### Dataset excerpts

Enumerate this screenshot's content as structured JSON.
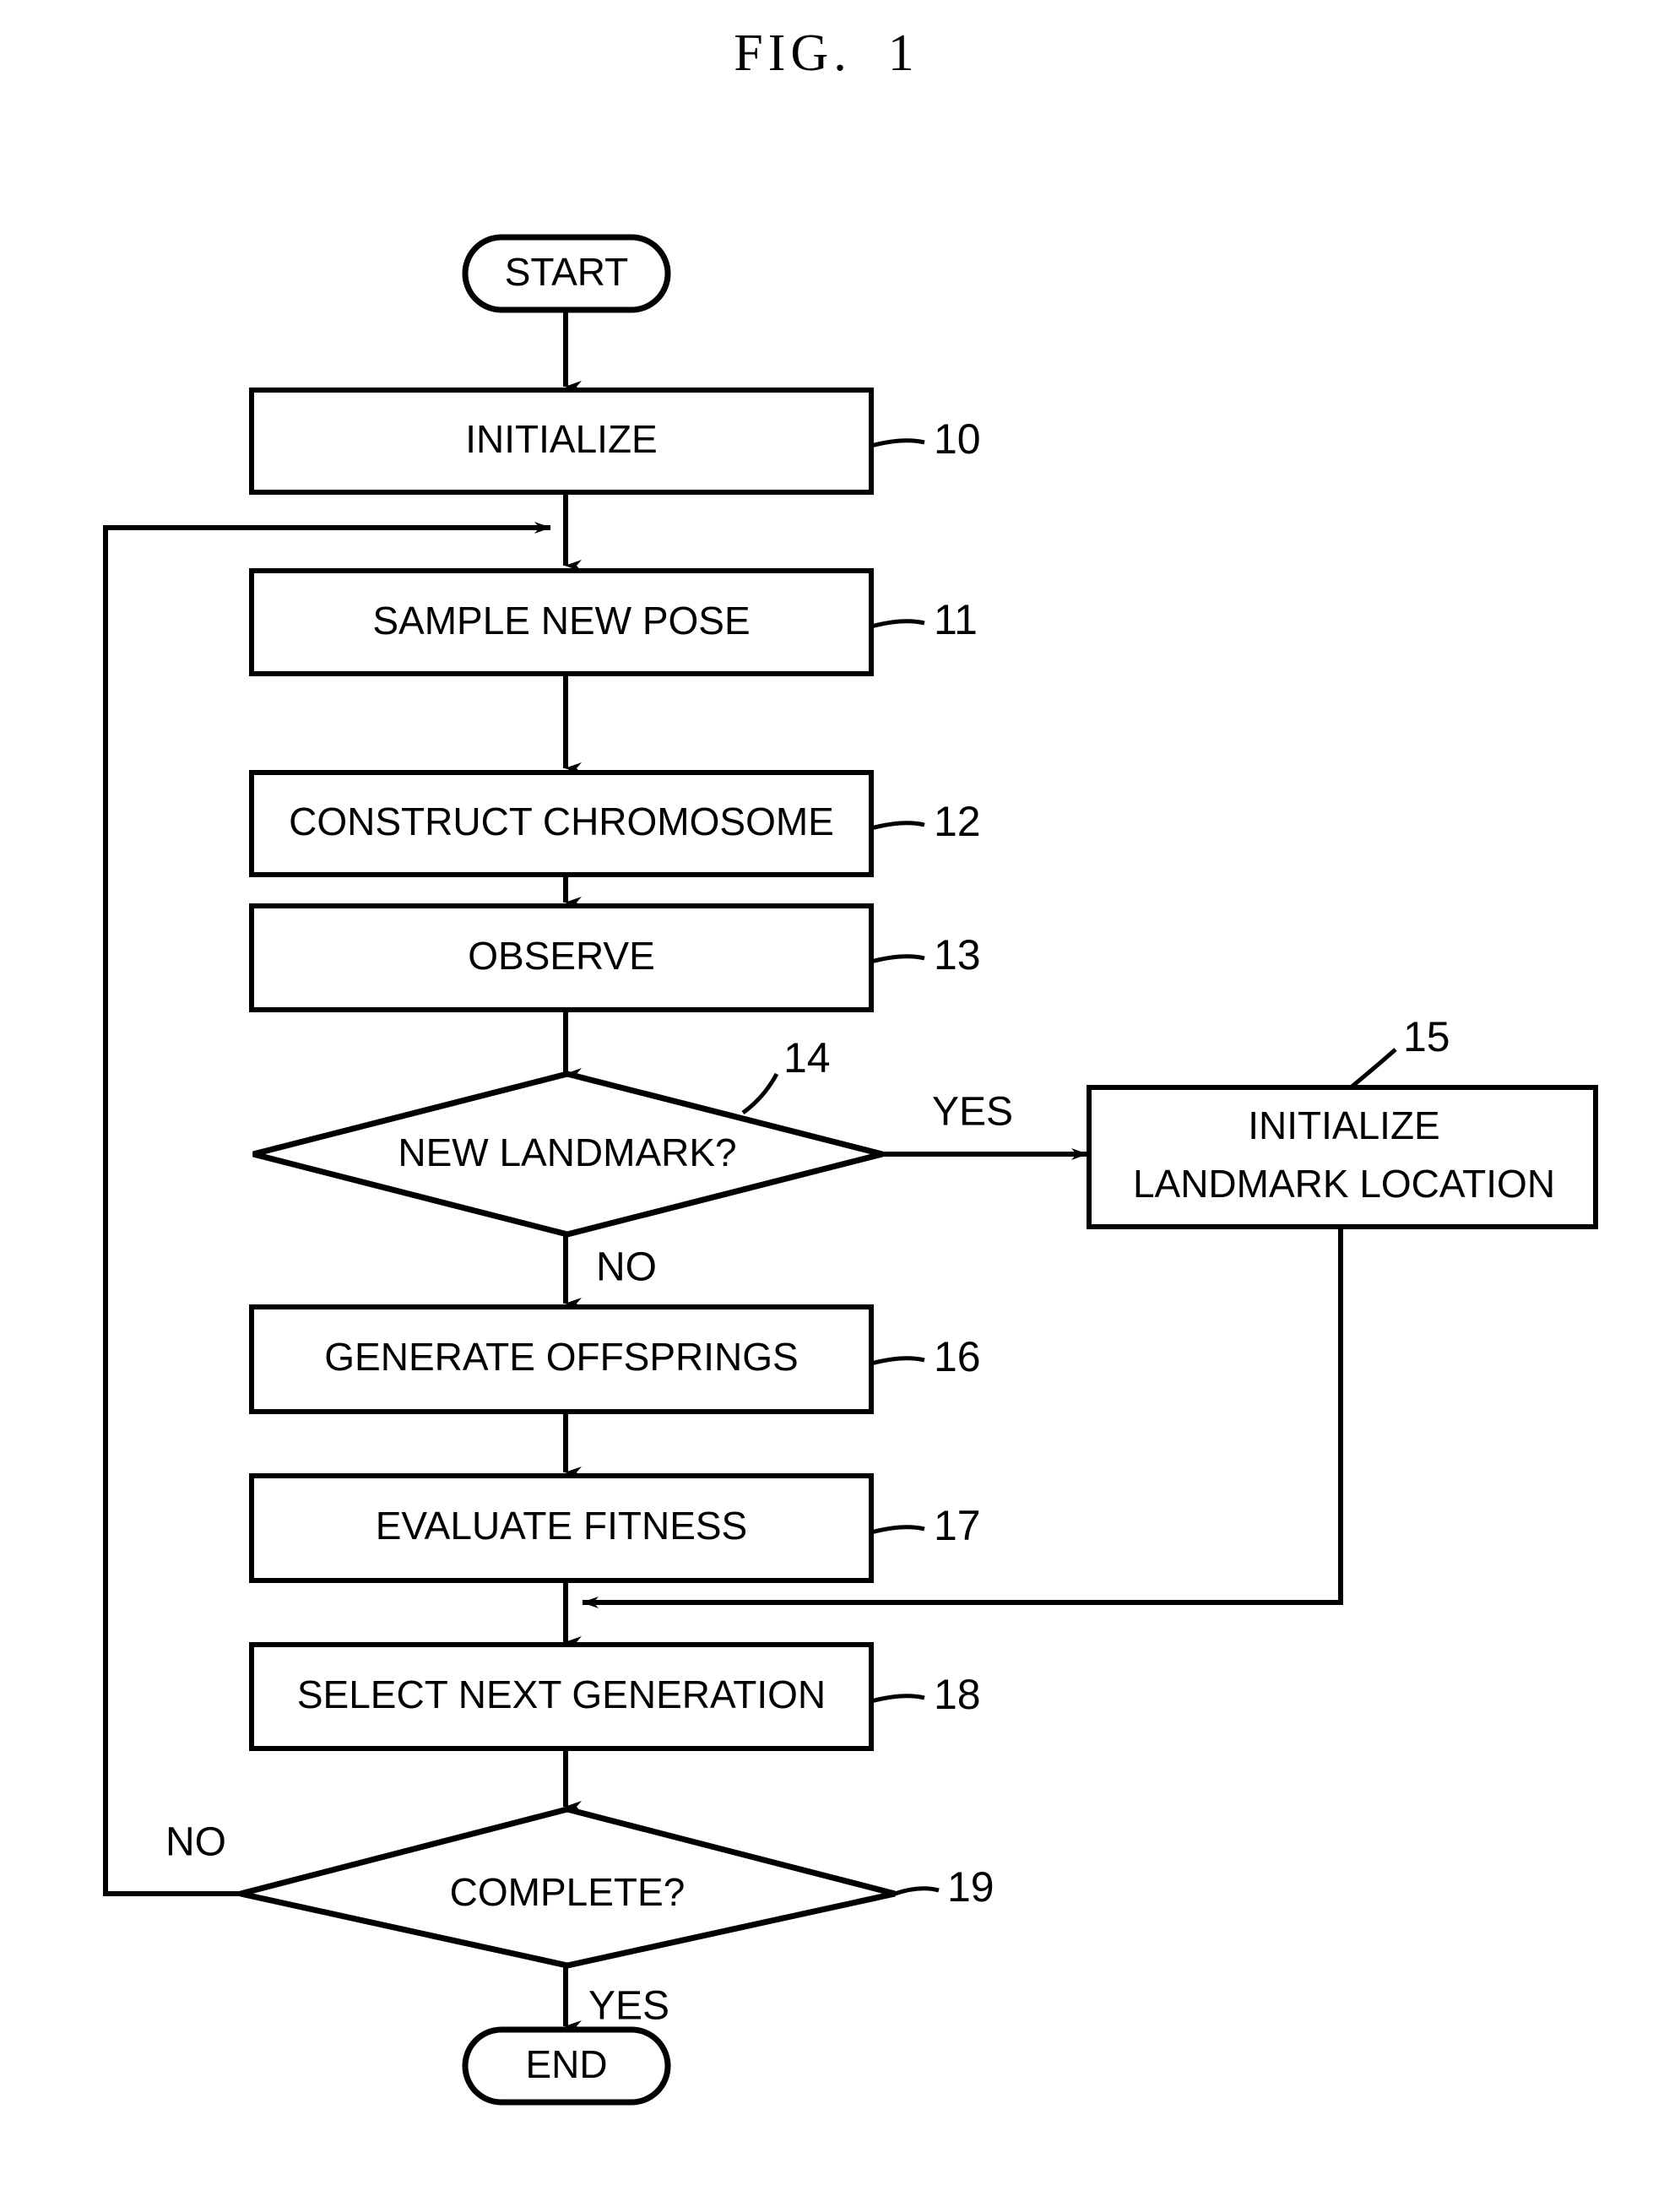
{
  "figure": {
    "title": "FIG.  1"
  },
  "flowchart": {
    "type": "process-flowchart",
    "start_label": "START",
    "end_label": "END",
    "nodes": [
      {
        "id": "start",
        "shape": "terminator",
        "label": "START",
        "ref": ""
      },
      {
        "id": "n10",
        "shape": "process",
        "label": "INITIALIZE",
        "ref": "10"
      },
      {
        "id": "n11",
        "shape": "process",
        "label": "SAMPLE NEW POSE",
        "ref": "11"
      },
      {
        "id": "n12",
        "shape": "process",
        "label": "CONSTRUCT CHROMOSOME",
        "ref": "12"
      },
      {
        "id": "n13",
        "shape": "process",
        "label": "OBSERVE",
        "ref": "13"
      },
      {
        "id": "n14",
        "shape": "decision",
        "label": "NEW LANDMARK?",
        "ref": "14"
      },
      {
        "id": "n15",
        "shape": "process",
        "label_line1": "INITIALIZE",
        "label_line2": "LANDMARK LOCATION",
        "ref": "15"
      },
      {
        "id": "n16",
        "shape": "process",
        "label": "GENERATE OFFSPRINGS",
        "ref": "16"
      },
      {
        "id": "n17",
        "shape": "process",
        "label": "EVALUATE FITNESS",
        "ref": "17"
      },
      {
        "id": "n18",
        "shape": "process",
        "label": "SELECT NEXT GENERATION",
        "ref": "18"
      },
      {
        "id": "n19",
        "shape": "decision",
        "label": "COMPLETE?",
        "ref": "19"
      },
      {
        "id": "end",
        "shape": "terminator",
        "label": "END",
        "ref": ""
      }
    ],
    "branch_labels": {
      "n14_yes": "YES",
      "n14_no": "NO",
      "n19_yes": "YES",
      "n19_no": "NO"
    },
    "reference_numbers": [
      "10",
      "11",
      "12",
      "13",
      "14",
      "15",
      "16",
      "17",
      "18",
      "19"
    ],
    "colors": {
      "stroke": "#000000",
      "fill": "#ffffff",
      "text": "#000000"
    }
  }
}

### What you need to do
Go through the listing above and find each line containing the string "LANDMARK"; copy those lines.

### Exercise result
        "label": "NEW LANDMARK?",
        "label_line2": "LANDMARK LOCATION",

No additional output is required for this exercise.